Others who struggled include Dustin Keller, who continues to need to do more to justify his draft status. If you’re a receiving tight end who has a tough time blocking, then you can’t be dropping 14.81% of your chances. In the same way, if you’re drafted as an all-around tight end, you have to produce more solid numbers than Brandon Pettigrew has done in Detroit.
Sticking in the NFC North, it’s bad news for everyone who isn’t a Packers fan because that team is going to get better. When Jermichael Finley returns and replaces Andrew Quarless, they’re not just getting back a more dynamic receiving option, they’re going from a guy who dropped 13.33% of catchable balls, to a guy who didn’t drop any of the 21 that came his way (an amount just shy of the qualifying total). It’s almost unfair that the Super Bowl champions get that kind of upgrade.
Drop Percentage, Tight Ends, Bottom 10, 2010
That’s your 2010 Tight End Drop Percentage, but let’s dig that little bit deeper to see who has been dropping balls before this season, and who hasn’t. For the past three years data we raised the qualifying amount to 75 catchable balls, and the results have me convinced there’s something in the water in Houston.
Houston, we don’t have a drops problem
You’ll recall that Kevin Walter topped the wide receiver charts, and now we have two Texans tight ends in the top four. Somewhat surprisingly, it’s the lesser known Joel Dreessen who leads the way, after only dropping three passes in three years. Meanwhile, Owen Daniels’ numbers took a hit in a sub-standard 2010 as he worked his way back from injury and fell to fourth. Not terrible by any stretch, but the Owen Daniels of 2008 and 2009 would have had the lowest Drop Percentage of any tight end. In any case, those Texans just don’t drop a lot of balls.
That’s something that can also be said of Greg Olsen. He may not have lived up to the expectations of some Bears fans, but you can’t fault his hands with just seven drops in three years. That puts him in great company with Jason Witten at No. 3, Heath Miller No. 5 and surefire Hall of Famer Tony Gonzalez at No. 6. Any time your name is in the mix with them, you’re doing something right.
Drop Percentage, Tight Ends, Top 10, 2008-2010
So then we come to the must improves. Over the last three years, no one has dropped a higher percentage of passes than Fred Davis, which helps to explain why he hasn’t been able to push on and claim more playing time. A stark contrast to his Redskin teammate Chris Cooley, who finished ninth. Instead he is joined at the bottom by serial dropper, Brandon Pettigrew, and recently cut Daniel Graham.
Some of the big names in the bottom ten include Vernon Davis, who leads all tight ends with 25 drops over the past three years. He finished seventh from bottom, but 49er fans will be happy that he dropped a far more reasonable 9.68% of passes this year, lowering his average to a more respectable 13.16% over three years. It’s the kind of development Davis has shown in every area of his game, even if his blocking doesn’t match the press reports just yet.

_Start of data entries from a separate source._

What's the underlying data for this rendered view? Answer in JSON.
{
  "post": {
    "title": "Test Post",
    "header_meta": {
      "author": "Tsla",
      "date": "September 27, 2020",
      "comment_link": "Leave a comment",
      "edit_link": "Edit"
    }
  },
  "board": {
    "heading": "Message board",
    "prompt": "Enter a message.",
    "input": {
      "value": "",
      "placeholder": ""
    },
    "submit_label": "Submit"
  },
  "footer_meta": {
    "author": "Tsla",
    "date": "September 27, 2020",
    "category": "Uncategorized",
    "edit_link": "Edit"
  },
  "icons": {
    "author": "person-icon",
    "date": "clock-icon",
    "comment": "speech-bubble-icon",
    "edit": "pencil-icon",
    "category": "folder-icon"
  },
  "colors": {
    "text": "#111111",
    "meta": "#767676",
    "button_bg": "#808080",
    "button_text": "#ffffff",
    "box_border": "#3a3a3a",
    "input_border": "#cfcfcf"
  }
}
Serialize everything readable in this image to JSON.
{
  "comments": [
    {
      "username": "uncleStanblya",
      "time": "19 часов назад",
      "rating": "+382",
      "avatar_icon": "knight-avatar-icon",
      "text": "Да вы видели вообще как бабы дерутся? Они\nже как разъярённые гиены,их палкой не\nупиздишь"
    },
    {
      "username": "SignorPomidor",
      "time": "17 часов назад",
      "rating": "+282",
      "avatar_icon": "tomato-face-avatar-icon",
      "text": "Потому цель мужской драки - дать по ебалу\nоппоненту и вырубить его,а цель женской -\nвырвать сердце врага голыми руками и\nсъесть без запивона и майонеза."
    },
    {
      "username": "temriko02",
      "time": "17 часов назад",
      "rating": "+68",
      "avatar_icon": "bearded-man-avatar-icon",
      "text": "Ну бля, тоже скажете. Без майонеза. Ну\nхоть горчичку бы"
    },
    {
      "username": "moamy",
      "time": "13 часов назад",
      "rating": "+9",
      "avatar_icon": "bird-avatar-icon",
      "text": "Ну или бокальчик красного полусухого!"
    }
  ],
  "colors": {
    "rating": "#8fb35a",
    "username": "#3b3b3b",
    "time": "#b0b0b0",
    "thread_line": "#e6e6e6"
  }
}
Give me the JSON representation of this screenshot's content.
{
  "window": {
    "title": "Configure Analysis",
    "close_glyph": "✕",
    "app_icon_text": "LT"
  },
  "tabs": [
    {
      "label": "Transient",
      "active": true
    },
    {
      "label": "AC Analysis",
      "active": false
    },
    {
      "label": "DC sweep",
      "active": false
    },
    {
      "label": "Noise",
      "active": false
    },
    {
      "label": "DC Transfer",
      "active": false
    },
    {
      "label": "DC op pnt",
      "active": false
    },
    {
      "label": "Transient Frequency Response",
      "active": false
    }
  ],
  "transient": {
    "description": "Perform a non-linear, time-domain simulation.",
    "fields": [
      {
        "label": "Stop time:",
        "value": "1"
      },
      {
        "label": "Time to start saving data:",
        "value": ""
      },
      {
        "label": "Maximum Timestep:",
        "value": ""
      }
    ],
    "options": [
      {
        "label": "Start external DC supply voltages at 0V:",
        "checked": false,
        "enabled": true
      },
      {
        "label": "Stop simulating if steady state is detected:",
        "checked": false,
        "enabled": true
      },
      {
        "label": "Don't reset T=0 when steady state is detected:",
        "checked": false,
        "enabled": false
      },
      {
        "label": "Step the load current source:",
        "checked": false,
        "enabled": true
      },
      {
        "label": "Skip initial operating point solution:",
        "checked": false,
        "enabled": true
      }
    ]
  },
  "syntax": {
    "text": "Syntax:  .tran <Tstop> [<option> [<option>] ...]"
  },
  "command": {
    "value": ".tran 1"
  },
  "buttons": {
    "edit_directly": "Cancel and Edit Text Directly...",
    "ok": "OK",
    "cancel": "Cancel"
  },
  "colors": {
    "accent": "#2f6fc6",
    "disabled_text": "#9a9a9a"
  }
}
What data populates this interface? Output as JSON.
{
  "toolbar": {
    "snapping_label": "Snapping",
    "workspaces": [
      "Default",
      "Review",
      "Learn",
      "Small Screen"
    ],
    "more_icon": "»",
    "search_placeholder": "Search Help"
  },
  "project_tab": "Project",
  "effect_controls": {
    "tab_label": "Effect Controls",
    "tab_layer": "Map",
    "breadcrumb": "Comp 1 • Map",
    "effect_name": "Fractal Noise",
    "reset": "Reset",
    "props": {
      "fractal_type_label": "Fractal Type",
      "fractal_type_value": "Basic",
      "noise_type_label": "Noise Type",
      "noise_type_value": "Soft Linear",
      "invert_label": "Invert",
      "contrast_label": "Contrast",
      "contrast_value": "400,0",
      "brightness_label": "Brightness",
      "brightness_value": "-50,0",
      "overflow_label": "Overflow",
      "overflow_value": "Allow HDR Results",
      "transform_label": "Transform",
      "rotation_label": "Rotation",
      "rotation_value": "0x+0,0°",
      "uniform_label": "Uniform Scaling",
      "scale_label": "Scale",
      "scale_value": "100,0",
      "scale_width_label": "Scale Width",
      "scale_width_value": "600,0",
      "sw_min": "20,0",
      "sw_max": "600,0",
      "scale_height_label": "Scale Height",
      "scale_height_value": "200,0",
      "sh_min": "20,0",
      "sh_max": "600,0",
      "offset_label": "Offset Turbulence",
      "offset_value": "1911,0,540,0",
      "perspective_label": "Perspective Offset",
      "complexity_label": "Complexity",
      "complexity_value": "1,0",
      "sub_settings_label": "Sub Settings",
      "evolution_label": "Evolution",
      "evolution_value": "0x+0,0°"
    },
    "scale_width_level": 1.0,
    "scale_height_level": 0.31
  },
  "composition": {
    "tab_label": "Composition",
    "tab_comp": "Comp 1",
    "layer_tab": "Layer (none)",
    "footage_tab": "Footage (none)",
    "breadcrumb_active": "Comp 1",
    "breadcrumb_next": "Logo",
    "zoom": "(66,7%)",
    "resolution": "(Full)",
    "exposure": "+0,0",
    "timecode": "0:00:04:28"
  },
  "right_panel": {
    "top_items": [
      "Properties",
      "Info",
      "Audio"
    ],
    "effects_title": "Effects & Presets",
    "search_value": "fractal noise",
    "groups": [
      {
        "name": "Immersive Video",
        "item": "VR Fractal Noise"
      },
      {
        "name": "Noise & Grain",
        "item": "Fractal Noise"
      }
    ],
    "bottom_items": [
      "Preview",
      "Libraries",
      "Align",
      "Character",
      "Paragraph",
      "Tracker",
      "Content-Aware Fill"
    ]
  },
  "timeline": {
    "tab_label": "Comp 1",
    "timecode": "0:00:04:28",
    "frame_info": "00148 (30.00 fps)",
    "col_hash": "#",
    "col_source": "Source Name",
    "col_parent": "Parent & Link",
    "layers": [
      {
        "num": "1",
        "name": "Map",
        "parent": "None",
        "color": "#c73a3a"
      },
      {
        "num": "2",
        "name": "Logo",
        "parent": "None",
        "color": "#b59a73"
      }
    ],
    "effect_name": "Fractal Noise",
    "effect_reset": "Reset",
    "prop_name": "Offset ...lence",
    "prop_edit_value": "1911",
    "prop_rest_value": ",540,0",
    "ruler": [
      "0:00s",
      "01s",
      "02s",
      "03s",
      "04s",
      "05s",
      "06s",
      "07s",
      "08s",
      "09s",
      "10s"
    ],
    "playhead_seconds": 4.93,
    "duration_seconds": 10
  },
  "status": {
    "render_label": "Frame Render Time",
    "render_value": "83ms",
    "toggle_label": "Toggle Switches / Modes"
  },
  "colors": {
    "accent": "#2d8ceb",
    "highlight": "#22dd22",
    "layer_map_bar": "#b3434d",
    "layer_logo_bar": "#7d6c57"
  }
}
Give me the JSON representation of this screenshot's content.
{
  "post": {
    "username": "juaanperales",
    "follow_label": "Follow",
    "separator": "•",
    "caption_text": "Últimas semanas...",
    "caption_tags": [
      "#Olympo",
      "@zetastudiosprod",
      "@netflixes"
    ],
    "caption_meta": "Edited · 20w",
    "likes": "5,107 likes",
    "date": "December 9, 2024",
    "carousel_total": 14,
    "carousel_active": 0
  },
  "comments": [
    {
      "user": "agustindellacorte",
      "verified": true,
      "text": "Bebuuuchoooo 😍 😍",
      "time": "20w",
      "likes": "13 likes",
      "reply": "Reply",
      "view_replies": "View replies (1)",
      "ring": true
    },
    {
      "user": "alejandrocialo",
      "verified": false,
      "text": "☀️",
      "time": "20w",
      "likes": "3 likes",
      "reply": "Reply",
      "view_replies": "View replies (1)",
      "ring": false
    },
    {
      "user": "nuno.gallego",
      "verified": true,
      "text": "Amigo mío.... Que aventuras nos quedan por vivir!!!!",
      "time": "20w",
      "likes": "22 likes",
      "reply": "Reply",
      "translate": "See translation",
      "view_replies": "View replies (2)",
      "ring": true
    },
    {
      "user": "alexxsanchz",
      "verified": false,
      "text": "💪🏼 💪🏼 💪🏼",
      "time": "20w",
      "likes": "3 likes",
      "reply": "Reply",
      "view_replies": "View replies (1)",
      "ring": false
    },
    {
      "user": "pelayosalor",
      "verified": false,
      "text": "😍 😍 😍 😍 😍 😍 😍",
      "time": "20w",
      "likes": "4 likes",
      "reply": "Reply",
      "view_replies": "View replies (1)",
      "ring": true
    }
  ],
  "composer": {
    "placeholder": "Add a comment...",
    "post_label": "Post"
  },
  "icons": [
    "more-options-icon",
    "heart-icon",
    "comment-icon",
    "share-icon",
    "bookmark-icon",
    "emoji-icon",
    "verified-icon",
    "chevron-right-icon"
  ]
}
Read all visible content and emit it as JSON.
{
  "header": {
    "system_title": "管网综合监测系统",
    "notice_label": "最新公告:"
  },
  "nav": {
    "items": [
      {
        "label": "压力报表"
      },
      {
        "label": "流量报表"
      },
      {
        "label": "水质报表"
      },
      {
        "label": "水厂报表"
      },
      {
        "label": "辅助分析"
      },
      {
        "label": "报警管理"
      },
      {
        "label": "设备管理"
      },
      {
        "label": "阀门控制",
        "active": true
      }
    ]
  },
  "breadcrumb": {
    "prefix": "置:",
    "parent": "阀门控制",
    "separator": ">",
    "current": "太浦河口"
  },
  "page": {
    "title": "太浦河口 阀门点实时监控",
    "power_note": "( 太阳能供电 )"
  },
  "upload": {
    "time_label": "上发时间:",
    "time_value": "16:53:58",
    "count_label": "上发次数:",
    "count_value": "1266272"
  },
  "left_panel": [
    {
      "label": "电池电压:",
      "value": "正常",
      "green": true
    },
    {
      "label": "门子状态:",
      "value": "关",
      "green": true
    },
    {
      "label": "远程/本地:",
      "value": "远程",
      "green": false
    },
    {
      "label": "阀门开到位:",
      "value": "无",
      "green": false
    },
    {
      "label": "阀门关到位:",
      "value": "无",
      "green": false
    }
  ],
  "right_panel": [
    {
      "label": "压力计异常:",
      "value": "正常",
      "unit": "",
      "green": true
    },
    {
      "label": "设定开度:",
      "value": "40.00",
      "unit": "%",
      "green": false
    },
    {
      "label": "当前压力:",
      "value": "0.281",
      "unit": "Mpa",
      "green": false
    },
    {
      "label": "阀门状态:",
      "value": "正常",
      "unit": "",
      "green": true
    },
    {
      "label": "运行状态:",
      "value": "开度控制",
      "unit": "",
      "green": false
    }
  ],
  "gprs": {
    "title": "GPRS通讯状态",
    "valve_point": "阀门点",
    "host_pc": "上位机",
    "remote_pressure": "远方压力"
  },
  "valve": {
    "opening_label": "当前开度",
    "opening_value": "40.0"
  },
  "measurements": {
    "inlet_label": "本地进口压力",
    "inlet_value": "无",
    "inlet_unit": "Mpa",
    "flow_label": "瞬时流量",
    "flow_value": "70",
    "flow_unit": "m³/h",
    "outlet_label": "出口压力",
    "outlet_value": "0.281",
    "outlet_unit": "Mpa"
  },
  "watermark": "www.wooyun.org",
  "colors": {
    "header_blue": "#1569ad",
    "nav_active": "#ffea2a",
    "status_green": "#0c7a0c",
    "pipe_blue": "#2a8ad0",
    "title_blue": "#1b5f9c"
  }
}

Drop Percentage, Tight Ends, Bottom 10, 2008-2010
The example of Davis should act as example to all those who have suffered with problems holding onto the ball. Just because you’ve done it in the past, doesn’t mean you will do it in the future – something that holds equally true to guys who may not have dropped many this year. As Kevin Boss has shown, you’re only a season away from your hands going from asset to liability.
It’s not to say that catching passes is all that matters to tight ends, even those primarily focused on receiving. It’s not. But, as in life, you don’t want to drop the ball when opportunity presents … figuratively, and, in this case, literally.
Follow Khaled on Twitter: @PFF_Khaled